## WHAT IS BEING ASKED
Give every entry again, word for word.

## Records from a collection
_____

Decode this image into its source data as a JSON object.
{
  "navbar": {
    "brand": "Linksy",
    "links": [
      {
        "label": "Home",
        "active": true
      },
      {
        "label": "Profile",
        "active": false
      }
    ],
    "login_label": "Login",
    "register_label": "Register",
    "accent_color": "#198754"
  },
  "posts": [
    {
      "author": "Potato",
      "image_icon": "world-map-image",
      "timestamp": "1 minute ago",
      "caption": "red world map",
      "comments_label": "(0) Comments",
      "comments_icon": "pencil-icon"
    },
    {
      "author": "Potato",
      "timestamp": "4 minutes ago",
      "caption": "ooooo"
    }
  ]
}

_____

## EXPECTED OUTPUT
Decode this image into its source data as a JSON object.
{
  "navbar": {
    "brand": "Linksy",
    "links": [
      {
        "label": "Home",
        "active": true
      },
      {
        "label": "Profile",
        "active": false
      }
    ],
    "login_label": "Login",
    "register_label": "Register",
    "accent_color": "#198754"
  },
  "posts": [
    {
      "author": "Potato",
      "image_icon": "world-map-image",
      "timestamp": "1 minute ago",
      "caption": "red world map",
      "comments_label": "(0) Comments",
      "comments_icon": "pencil-icon"
    },
    {
      "author": "Potato",
      "timestamp": "4 minutes ago",
      "caption": "ooooo"
    }
  ]
}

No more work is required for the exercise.